Undertreating Migraines Increases Frequency of Attacks
The National Headache Foundation estimates that 28 million Americans suffer from migraines. Women tend to suffer more than men with a quarter of all women with migraines having four or more attacks a month. Drugs are the first-line treatment, but many are concerned that taking too much can lead to rebound headaches. The American Academy of Neurology (AAN) and the American Headache Society though find that undertreating a migraine may also increase frequency of attacks.
The AAN has released new guidelines at their 64th Annual meeting in New Orleans this past month. The evidence-based update reviews migraine prevention, as well as over-the-counter and complementary treatments, based on results from 29 Class I or Class II studies published between June 1999 and May 2009.
The guidelines state that 38% of migraine sufferers require preventive therapy, but just three to 13% currently use it. With preventive treatments, says Mark Green MD, director of the Headache Center at Mount Sinai School of Medicine, headaches could be reduced by as much as 50%. Plus, “if we allow migraines to progress, the frequency of attacks may increase, and they may also become harder to treat,” he warns.
Prescription drugs with the strongest evidence for prevention must be taken every day to prevent migraine attacks and reduce the severity of attacks. The anti-seizure medications divalproex sodium, sodium valproate, and topiramate, as well as beta blockers metoprolol, propranol, and tumolol, are effective for migraine prevention. However, the antiseizure drug lamotrigine is not effective in preventing migraine, and should not be used.

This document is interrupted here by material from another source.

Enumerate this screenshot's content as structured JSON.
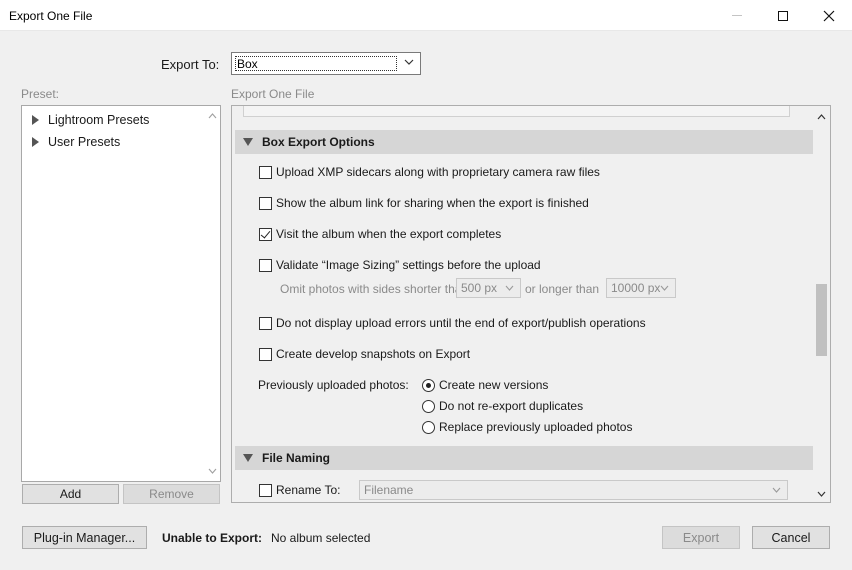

Unfortunately, patients who suffer from migraines may also take OTC or alternative treatments that are not effective. Those that do show promising results include the herbal preparation Petasites (butterbur) and NSAIDS such as fenoprofen, ibuprofen, ketoprofen, naproxen, and subcutaneous histamine. Other complementary treatments that are “probably effective” include magnesium, MIG-99 (feverfew) and riboflavin.
Although these OTC or alternative treatments do not require a prescription, patients should still see a doctor if they are considering these for migraine prevention, says guideline author Stephen D. Silberstein, MD, FACP, FAHS, of Jefferson Headache Center at Thomas Jefferson University in Philadelphia and a Fellow of the American Academy of Neurology.
“Migraines can get better or worse over time, and people should discuss these changes in the pattern of attacks with their doctors and see whether they need to adjust their dose or even stop their medication or switch to a different medication,” he says. “In addition, people need to keep in mind that all drugs, including over-the-counter drugs and complementary treatments, can have side effects or interact with other medications, which should be monitored.”
In addition to monitoring the effectiveness of any prescription or non-prescription medication, patients should also try to determine which triggers are most likely to set off a migraine. To determine what may be effecting you (every patient is different), keep a headache journal which includes information such as foods eaten (common triggers are processed, fermented, pickled or marinated foods, MSG, foods containing tyramine, and nitrates) and stresses that cause anxiety or changes in sleep habits.
SD Silberstein, S. Holland, F. Freitag, et al. Evidence-based guideline update: Pharmacologic treatment for episodic migraine prevention in adults: Report of the Quality Standards Subcommittee of the American Academy of Neurology and the American Headache Society. Neurology 2012;78;1337. 10.1212/WNL.0b013e3182535d20